Super stealth MIT camera can take 3D images in complete darkness

Anyone with a smartphone knows how impossible it is to take pictures in the dark. At best you get a picture that looks like a pile of dark to darker grains of sand. Researchers, however, have come up with a better way. They've been able to take 'ultra sharp images' with little to no light. Basically, it's creating clear 3D photos from what looks like nothing.

What's impressive is that the new 3D picture in the dark method doesn't even require new technology. It's just new math. The new method uses a single particle of light to mathematically stitch every other piece of the photo together. It's nuts. One photon can turn what looks like haze to a much clearer picture.

Scientific American explains:

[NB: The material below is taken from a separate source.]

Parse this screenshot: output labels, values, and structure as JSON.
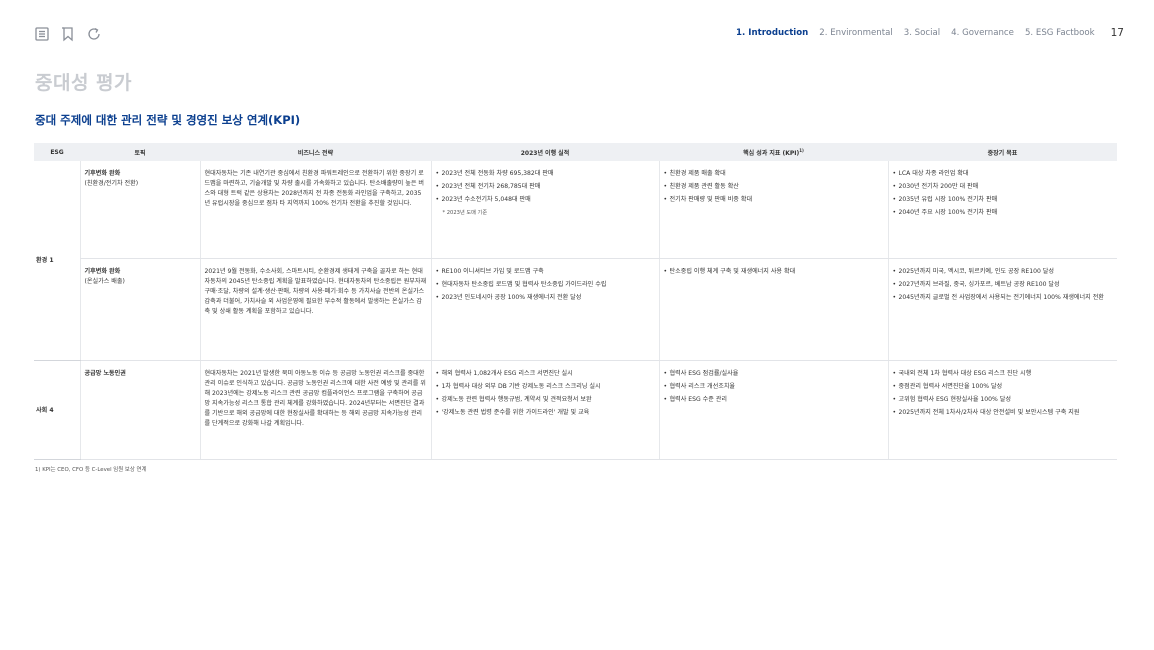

In the team's setup, low-intensity pulses of visible laser light scan an object of interest. The laser fires a pulse at a given location until a single reflected photon is recorded by a detector; each illuminated location corresponds to a pixel in the final image.

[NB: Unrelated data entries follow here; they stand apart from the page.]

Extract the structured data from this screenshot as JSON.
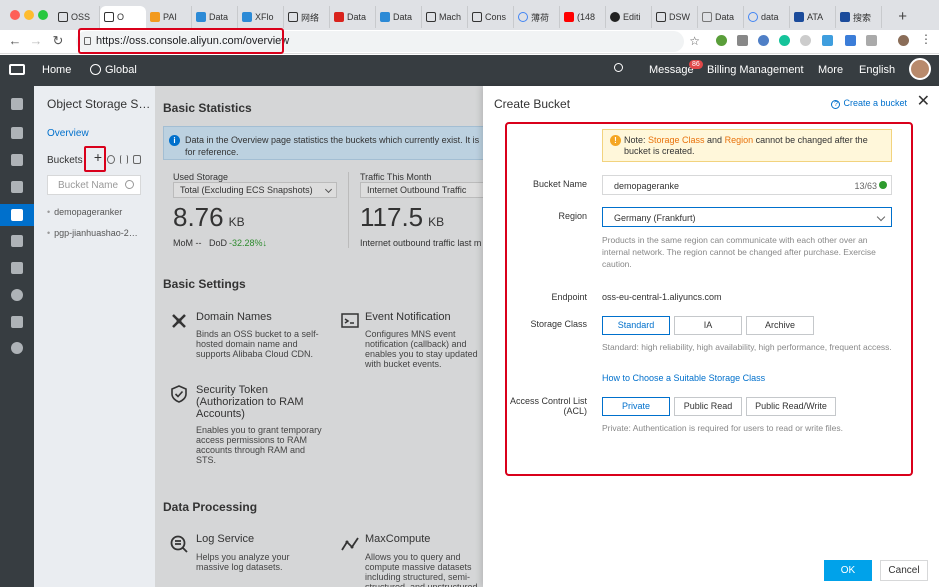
{
  "browser": {
    "tabs": [
      {
        "label": "OSS"
      },
      {
        "label": "O"
      },
      {
        "label": "PAI"
      },
      {
        "label": "Data"
      },
      {
        "label": "XFlo"
      },
      {
        "label": "网络"
      },
      {
        "label": "Data"
      },
      {
        "label": "Data"
      },
      {
        "label": "Mach"
      },
      {
        "label": "Cons"
      },
      {
        "label": "薄荷"
      },
      {
        "label": "(148"
      },
      {
        "label": "Editi"
      },
      {
        "label": "DSW"
      },
      {
        "label": "Data"
      },
      {
        "label": "data"
      },
      {
        "label": "ATA"
      },
      {
        "label": "搜索"
      }
    ],
    "url": "https://oss.console.aliyun.com/overview"
  },
  "topnav": {
    "home": "Home",
    "region": "Global",
    "message": "Message",
    "message_count": "86",
    "billing": "Billing Management",
    "more": "More",
    "language": "English"
  },
  "sidebar": {
    "title": "Object Storage S…",
    "overview": "Overview",
    "buckets_label": "Buckets",
    "add": "+",
    "search_placeholder": "Bucket Name",
    "buckets": [
      "demopageranker",
      "pgp-jianhuashao-2…"
    ]
  },
  "main": {
    "basic_statistics": "Basic Statistics",
    "notice": "Data in the Overview page statistics the buckets which currently exist. It is for reference.",
    "used_storage_label": "Used Storage",
    "used_storage_select": "Total (Excluding ECS Snapshots)",
    "used_storage_value": "8.76",
    "used_storage_unit": "KB",
    "mom": "MoM --",
    "dod_label": "DoD",
    "dod_value": "-32.28%↓",
    "traffic_label": "Traffic This Month",
    "traffic_select": "Internet Outbound Traffic",
    "traffic_value": "117.5",
    "traffic_unit": "KB",
    "traffic_desc": "Internet outbound traffic last m",
    "basic_settings": "Basic Settings",
    "domain_title": "Domain Names",
    "domain_desc": "Binds an OSS bucket to a self-hosted domain name and supports Alibaba Cloud CDN.",
    "event_title": "Event Notification",
    "event_desc": "Configures MNS event notification (callback) and enables you to stay updated with bucket events.",
    "sts_title": "Security Token (Authorization to RAM Accounts)",
    "sts_desc": "Enables you to grant temporary access permissions to RAM accounts through RAM and STS.",
    "data_processing": "Data Processing",
    "log_title": "Log Service",
    "log_desc": "Helps you analyze your massive log datasets.",
    "mc_title": "MaxCompute",
    "mc_desc": "Allows you to query and compute massive datasets including structured, semi-structured, and unstructured"
  },
  "drawer": {
    "title": "Create Bucket",
    "help_link": "Create a bucket",
    "note_prefix": "Note: ",
    "note_storage_class": "Storage Class",
    "note_and": " and ",
    "note_region": "Region",
    "note_suffix": " cannot be changed after the bucket is created.",
    "bucket_name_label": "Bucket Name",
    "bucket_name_value": "demopageranke",
    "bucket_name_count": "13/63",
    "region_label": "Region",
    "region_value": "Germany (Frankfurt)",
    "region_hint": "Products in the same region can communicate with each other over an internal network. The region cannot be changed after purchase. Exercise caution.",
    "endpoint_label": "Endpoint",
    "endpoint_value": "oss-eu-central-1.aliyuncs.com",
    "storage_class_label": "Storage Class",
    "storage_options": [
      "Standard",
      "IA",
      "Archive"
    ],
    "storage_hint": "Standard: high reliability, high availability, high performance, frequent access.",
    "storage_link": "How to Choose a Suitable Storage Class",
    "acl_label": "Access Control List (ACL)",
    "acl_options": [
      "Private",
      "Public Read",
      "Public Read/Write"
    ],
    "acl_hint": "Private: Authentication is required for users to read or write files.",
    "ok": "OK",
    "cancel": "Cancel"
  },
  "colors": {
    "accent": "#0070cc",
    "highlight": "#d9001b",
    "ok_button": "#00a2ea",
    "topnav": "#373d41"
  }
}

Electrical engineer Ahmed Kirmani of MIT says that the team didn't invent a new laser or new detector, it just used a new imaging algorithm to pull more information from what was already there. The algorithm figures how different parts of the object make sense (in relation to the light) to paint the picture.

It will basically allow us to see without light. Or I guess, with very little light. Which will make things like military intelligence, spying, the study of things sensitive to light and more a whole lot better.